__Task to carry out__:
The lines needed are those below that contain the word "with"; copy each one.

__Given data__:
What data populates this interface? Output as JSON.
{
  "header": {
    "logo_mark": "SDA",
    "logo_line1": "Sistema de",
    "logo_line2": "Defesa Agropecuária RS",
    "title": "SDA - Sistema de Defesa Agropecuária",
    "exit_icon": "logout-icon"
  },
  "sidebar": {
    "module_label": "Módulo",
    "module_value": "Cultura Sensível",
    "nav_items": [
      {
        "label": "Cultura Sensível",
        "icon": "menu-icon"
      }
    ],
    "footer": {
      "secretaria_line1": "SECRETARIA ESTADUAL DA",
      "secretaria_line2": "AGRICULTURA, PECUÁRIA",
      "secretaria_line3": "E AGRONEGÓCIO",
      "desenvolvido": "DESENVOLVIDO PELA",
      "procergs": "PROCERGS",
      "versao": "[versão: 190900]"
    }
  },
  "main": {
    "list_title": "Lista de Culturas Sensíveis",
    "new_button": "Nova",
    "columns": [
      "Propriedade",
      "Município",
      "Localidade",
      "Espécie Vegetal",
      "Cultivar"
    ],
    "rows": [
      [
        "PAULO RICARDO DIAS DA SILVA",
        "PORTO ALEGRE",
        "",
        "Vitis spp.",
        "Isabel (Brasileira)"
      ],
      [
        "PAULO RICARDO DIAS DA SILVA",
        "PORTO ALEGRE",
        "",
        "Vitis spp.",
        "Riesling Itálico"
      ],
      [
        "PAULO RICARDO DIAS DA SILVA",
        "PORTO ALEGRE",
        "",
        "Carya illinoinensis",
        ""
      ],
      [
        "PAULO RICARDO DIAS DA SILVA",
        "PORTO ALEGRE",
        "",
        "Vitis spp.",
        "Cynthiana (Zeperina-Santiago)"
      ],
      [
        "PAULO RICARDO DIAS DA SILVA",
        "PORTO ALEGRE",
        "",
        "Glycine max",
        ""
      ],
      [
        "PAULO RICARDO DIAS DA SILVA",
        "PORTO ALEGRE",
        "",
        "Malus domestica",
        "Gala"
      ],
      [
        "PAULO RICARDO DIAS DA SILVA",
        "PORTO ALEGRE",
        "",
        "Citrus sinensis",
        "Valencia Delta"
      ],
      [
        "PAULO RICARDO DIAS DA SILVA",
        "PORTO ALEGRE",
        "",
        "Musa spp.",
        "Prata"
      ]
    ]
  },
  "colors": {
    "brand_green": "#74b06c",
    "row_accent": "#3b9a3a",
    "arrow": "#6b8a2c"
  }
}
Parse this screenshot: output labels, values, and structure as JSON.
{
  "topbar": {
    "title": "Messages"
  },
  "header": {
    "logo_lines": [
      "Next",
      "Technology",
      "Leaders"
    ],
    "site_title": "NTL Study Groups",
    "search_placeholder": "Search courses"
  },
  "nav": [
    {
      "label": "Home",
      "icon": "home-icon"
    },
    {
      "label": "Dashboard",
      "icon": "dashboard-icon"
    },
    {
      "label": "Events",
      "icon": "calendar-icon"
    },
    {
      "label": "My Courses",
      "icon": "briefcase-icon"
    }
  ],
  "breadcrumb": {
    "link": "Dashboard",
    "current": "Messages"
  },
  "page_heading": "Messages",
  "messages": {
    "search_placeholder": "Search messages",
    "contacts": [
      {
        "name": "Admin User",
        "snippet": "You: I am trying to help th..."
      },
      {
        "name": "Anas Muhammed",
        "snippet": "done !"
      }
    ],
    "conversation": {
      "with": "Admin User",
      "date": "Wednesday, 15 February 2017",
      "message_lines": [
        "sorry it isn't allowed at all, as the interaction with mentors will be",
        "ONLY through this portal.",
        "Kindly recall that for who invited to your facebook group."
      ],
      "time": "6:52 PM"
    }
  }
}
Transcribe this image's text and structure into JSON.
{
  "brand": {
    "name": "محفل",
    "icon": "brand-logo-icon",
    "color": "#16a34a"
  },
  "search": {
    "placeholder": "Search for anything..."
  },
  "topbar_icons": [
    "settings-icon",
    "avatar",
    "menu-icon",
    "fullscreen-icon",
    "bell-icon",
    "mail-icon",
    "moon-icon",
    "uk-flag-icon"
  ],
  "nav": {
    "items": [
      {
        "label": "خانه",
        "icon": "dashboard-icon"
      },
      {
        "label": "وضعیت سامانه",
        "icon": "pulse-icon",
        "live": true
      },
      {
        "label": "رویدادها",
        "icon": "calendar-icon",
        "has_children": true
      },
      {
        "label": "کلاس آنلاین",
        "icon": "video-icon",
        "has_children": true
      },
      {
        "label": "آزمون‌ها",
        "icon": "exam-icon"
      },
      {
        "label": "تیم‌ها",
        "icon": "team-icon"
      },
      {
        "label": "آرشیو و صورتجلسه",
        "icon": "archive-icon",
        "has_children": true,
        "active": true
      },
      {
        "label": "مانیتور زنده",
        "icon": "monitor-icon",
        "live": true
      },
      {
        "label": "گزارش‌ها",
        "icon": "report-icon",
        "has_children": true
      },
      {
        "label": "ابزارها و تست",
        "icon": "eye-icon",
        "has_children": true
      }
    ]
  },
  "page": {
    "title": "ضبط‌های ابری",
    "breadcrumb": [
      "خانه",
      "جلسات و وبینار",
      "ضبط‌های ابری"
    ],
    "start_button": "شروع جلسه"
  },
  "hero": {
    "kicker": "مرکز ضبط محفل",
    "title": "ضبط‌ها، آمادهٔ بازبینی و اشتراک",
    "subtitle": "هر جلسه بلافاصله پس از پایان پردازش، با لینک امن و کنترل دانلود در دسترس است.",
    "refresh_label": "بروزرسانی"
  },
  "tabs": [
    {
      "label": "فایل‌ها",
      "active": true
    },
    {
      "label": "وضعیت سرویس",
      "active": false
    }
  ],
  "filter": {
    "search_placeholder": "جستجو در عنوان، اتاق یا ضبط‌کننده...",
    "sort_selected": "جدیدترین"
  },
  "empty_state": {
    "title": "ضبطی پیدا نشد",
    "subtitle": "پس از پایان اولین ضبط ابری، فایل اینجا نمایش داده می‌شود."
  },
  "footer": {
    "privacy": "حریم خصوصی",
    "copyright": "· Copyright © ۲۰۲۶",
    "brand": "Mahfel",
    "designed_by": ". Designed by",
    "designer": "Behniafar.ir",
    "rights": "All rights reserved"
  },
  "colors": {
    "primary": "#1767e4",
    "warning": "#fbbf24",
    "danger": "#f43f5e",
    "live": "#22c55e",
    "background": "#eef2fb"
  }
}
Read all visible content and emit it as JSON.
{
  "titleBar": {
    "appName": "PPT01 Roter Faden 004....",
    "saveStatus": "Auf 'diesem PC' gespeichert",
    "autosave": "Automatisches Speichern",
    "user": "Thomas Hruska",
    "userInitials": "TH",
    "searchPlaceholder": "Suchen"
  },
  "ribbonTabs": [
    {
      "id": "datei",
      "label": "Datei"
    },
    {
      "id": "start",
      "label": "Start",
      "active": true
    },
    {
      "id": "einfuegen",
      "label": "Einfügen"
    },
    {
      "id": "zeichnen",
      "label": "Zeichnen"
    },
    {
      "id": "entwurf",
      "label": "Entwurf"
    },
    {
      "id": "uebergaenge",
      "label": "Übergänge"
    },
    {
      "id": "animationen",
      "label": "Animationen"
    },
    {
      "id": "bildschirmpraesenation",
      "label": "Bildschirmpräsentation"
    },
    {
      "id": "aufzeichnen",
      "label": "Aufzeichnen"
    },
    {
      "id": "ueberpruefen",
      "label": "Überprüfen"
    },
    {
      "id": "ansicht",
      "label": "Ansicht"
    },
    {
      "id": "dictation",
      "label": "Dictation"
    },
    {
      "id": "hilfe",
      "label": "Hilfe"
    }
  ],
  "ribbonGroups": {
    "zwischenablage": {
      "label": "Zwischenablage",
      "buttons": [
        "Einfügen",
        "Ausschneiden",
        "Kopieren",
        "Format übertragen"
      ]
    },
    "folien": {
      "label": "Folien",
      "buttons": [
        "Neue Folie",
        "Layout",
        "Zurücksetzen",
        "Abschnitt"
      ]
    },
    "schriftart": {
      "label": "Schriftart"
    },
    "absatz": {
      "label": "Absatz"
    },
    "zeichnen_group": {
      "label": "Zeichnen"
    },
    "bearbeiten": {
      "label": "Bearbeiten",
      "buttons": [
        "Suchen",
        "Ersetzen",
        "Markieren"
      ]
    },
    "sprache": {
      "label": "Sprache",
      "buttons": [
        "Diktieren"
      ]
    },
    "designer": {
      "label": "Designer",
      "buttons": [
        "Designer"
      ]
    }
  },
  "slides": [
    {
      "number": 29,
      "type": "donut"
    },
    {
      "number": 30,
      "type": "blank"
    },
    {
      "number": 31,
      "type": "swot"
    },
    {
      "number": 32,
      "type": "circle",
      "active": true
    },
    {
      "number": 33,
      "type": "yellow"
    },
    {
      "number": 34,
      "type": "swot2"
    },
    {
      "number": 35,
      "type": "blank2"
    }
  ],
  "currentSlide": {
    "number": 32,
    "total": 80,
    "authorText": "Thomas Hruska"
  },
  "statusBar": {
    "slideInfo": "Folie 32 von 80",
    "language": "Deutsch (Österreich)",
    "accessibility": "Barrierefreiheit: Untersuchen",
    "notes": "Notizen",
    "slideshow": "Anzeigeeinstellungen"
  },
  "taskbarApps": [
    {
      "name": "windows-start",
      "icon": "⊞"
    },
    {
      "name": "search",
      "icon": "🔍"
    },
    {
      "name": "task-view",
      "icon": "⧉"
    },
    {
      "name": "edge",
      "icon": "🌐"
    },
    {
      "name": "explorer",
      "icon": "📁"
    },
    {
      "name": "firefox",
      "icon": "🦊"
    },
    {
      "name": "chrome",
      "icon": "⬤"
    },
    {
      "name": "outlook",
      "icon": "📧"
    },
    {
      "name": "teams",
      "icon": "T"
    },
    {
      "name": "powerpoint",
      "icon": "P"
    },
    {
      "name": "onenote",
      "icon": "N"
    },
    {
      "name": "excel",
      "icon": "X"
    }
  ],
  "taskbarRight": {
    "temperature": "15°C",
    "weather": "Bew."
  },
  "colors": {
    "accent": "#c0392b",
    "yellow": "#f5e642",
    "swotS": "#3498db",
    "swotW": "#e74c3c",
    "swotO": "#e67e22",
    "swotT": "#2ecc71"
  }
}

__Exercise output__:
      "with": "Admin User",
        "sorry it isn't allowed at all, as the interaction with mentors will be",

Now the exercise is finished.